**TASK DESCRIPTION**:
Whenever a line in the data holds the string "make", copy that line.

Records drawn from a dataset:
*****

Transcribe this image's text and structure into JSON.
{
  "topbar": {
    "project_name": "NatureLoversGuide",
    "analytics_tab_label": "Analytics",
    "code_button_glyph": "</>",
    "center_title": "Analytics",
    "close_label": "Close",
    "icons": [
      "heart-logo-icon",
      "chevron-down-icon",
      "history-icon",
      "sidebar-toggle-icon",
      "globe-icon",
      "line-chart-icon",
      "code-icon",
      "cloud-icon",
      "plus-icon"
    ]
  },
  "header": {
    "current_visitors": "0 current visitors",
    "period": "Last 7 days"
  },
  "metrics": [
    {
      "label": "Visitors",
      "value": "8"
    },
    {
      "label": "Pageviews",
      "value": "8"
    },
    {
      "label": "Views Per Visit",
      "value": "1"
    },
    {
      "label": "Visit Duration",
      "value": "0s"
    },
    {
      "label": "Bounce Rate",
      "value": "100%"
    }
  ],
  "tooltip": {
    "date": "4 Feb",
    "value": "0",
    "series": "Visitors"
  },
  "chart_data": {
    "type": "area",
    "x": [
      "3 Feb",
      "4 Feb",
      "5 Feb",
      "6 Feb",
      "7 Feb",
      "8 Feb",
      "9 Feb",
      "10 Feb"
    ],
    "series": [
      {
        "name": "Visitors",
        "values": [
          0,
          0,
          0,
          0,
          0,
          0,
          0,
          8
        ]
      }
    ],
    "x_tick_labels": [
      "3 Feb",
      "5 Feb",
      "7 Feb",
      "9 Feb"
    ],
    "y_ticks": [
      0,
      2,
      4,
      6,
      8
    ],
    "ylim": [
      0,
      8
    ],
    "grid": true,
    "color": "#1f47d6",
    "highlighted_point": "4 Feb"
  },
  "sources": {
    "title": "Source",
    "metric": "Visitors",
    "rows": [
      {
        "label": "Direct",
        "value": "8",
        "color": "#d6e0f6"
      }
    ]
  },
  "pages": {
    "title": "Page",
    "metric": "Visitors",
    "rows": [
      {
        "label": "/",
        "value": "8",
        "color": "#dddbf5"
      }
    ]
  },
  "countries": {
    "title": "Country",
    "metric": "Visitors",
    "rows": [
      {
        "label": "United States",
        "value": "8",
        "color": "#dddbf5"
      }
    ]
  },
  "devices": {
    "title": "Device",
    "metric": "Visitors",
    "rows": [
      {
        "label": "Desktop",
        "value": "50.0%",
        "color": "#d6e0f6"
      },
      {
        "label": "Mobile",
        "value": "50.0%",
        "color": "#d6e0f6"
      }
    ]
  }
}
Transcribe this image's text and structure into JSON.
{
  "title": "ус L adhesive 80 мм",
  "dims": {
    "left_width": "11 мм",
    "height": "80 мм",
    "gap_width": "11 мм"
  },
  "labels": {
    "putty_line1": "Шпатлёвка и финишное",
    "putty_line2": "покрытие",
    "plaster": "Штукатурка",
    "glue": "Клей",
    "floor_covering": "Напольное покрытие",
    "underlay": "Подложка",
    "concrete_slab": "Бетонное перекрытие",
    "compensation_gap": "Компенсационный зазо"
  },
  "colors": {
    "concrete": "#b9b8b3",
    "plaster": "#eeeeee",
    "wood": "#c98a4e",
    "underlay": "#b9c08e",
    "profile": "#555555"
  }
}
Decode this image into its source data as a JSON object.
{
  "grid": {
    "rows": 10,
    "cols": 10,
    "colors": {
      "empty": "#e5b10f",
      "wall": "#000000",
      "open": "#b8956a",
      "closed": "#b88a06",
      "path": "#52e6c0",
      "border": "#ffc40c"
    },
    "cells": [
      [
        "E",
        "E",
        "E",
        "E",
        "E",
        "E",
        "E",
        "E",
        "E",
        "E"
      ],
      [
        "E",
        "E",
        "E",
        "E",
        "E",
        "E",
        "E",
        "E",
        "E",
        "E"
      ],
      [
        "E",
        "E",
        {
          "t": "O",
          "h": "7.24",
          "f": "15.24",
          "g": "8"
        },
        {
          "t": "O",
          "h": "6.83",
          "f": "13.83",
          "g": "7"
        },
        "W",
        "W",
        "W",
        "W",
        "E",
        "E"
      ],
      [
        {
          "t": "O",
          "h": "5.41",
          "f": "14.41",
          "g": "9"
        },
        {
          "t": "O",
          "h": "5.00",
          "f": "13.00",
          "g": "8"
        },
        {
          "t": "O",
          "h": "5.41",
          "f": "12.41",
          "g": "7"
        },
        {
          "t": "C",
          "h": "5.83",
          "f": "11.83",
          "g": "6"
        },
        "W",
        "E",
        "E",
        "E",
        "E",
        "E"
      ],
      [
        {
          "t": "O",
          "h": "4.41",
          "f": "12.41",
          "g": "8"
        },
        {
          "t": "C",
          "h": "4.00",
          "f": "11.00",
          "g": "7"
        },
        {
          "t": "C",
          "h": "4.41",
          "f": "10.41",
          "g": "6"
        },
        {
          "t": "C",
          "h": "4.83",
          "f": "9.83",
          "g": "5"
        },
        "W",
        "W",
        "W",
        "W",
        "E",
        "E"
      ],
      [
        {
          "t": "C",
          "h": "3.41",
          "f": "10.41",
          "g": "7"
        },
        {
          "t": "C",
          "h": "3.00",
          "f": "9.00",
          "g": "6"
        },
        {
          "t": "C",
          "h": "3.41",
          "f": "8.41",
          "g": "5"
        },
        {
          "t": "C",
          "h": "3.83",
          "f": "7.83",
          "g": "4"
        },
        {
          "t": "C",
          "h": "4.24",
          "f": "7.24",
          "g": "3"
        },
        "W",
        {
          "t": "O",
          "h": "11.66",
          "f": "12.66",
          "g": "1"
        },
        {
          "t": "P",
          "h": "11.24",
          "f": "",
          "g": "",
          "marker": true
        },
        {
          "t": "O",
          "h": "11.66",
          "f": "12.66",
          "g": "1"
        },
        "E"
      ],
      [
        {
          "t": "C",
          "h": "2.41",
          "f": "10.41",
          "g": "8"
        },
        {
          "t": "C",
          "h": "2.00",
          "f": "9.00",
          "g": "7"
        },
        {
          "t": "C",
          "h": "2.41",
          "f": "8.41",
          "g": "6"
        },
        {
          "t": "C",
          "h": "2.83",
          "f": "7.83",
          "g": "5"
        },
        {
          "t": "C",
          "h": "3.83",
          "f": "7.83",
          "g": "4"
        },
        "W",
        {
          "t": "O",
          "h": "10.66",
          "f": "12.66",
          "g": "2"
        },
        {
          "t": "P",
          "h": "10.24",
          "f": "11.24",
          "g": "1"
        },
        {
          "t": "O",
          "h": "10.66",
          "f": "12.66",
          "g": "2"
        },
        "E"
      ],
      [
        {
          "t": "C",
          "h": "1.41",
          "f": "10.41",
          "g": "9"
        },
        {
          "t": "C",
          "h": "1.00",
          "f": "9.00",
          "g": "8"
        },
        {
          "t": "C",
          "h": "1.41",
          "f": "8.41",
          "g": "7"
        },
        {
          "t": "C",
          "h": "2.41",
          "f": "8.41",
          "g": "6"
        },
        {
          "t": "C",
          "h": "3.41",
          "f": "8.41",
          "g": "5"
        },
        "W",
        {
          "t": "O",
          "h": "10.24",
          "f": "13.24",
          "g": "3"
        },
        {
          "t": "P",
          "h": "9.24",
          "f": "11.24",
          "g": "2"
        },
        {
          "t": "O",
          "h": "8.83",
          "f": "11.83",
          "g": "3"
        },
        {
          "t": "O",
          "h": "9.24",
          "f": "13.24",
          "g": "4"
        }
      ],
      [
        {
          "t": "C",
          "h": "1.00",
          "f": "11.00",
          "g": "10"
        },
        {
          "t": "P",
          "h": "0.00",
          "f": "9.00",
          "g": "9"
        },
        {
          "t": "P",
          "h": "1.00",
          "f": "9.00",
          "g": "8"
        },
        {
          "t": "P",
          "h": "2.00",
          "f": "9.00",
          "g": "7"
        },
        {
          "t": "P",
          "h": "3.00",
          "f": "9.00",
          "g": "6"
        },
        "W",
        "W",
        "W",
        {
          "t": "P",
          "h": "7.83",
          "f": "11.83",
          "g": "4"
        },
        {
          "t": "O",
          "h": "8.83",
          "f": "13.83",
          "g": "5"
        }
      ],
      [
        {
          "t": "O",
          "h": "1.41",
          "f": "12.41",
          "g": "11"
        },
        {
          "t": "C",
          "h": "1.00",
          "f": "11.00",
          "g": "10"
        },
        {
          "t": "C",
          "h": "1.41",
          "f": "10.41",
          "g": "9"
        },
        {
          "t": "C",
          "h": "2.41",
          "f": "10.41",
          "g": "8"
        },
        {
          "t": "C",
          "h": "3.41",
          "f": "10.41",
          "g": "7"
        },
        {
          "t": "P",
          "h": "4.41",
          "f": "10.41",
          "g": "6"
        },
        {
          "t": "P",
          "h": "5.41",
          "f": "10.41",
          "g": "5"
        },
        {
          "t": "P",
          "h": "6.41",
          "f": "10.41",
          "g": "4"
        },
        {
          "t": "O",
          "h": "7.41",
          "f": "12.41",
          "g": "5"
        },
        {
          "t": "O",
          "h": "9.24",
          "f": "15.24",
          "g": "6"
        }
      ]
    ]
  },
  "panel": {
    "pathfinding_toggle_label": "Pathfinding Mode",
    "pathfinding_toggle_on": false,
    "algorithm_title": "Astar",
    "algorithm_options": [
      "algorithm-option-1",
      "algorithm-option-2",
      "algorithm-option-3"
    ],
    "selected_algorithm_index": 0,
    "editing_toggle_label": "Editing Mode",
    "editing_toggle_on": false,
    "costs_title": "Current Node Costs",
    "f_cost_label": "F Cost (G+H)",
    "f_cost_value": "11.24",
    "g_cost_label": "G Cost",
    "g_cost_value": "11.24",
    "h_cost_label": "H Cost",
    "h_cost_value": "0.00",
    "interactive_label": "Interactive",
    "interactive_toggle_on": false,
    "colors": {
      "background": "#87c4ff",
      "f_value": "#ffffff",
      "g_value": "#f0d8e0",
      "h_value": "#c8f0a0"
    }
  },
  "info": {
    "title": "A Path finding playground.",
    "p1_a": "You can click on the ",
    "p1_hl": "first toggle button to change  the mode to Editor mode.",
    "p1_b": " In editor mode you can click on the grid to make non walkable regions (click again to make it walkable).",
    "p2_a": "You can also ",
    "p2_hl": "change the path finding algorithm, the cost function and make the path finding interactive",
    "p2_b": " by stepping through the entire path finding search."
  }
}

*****

**SOLUTION FOR THIS EXERCISE**:
    "p1_b": " In editor mode you can click on the grid to make non walkable regions (click again to make it walkable).",
    "p2_hl": "change the path finding algorithm, the cost function and make the path finding interactive",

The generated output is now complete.